__TRY IT__. What is the number of lines in the listing below that contain the string "true"? Give that number only.

__RECORDS FOR THIS EXERCISE__.
───

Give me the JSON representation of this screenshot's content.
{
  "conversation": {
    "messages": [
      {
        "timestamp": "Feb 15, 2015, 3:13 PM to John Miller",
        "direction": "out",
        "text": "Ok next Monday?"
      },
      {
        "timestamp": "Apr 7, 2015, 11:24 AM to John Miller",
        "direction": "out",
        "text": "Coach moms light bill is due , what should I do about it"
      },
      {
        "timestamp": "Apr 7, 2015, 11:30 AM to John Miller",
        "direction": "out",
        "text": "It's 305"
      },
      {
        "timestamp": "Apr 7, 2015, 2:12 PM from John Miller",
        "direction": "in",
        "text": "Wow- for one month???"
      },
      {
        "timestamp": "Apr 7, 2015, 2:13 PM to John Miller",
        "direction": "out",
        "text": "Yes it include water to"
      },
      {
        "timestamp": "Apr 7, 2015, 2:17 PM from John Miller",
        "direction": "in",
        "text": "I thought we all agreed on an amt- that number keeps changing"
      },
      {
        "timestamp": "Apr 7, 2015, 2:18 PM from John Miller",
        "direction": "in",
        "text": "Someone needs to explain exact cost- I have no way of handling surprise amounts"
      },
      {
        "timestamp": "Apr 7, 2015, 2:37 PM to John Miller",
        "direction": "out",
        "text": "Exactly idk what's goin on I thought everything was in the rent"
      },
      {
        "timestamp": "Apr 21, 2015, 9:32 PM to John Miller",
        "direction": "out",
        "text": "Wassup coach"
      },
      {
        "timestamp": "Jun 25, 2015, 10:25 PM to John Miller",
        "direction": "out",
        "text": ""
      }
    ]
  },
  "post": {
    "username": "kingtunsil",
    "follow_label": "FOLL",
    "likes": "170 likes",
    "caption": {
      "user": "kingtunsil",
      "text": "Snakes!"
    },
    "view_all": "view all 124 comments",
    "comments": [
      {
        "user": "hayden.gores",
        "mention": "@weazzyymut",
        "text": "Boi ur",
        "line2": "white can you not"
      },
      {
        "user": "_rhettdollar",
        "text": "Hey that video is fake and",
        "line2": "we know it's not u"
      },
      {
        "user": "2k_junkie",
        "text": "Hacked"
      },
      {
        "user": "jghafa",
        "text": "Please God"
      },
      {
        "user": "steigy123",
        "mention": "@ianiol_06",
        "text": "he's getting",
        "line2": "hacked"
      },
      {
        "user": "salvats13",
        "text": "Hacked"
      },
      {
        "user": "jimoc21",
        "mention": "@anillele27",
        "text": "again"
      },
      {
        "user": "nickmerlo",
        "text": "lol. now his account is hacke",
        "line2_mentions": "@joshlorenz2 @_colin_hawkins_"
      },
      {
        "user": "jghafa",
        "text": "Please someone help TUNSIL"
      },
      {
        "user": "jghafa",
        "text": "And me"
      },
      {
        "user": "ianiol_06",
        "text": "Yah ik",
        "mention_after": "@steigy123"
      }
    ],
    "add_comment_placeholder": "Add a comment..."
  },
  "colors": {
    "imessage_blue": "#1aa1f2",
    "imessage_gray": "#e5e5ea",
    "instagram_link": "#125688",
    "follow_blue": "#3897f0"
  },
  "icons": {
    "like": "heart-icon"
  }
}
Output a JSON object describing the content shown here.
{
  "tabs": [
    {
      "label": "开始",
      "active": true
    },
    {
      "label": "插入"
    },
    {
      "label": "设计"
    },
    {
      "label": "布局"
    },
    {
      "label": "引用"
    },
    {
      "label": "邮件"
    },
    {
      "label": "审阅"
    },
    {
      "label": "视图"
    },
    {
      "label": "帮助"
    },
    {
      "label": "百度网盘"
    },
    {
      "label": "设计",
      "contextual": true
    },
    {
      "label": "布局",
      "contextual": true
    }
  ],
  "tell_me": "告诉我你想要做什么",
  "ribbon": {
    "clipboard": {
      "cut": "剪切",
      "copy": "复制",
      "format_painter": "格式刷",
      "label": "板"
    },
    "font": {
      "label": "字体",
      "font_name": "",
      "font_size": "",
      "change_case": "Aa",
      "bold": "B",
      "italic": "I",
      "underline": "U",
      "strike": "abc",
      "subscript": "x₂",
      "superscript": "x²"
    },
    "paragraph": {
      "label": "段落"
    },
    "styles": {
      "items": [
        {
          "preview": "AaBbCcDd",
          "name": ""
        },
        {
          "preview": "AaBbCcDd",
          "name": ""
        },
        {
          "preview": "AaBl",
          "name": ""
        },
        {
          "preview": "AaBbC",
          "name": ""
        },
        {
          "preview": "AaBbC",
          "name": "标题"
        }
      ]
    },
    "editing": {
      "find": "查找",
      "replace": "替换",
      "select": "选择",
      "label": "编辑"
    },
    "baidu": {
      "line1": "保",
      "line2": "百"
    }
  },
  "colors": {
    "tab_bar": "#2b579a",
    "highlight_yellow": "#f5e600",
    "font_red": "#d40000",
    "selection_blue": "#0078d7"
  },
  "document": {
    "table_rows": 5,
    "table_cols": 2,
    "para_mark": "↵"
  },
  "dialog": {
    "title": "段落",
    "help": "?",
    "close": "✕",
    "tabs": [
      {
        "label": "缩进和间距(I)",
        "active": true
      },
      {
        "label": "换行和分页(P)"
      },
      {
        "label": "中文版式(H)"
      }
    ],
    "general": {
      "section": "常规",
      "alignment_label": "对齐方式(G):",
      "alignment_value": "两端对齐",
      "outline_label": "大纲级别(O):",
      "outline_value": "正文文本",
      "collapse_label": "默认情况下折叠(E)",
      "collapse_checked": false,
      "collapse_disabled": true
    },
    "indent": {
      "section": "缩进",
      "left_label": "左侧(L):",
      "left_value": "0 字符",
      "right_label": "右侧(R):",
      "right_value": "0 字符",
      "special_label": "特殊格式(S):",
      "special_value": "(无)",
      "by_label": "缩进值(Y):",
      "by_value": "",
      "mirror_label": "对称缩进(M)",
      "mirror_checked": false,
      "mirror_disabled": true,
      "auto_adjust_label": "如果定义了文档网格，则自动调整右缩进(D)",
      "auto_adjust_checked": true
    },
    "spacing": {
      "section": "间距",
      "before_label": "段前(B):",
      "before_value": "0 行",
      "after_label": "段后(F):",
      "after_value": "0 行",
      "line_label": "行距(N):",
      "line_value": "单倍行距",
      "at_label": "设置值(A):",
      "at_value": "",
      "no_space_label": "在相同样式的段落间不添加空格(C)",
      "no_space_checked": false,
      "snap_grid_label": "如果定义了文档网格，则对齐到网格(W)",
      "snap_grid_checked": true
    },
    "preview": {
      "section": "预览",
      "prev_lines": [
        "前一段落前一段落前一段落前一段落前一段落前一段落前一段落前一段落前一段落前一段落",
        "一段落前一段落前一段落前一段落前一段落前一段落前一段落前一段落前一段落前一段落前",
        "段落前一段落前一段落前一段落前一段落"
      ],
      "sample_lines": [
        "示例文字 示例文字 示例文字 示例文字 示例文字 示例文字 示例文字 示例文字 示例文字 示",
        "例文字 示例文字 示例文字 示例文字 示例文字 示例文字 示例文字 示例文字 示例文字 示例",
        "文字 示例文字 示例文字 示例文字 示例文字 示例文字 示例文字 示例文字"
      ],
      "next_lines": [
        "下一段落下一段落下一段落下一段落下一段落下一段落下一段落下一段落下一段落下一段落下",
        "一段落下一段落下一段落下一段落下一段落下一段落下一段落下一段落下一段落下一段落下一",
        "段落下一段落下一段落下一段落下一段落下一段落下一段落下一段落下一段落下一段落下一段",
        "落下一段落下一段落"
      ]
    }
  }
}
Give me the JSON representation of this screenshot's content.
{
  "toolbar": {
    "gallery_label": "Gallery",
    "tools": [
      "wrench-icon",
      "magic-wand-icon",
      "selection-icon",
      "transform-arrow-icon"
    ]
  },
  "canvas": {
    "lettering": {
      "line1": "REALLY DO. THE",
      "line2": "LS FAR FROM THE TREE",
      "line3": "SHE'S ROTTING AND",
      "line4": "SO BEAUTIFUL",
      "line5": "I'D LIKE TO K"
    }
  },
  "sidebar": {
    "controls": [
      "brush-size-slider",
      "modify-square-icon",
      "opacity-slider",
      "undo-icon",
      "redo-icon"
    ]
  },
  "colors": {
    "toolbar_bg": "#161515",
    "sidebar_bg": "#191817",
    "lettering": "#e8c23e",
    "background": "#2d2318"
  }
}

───

__FINAL ANSWER__. 8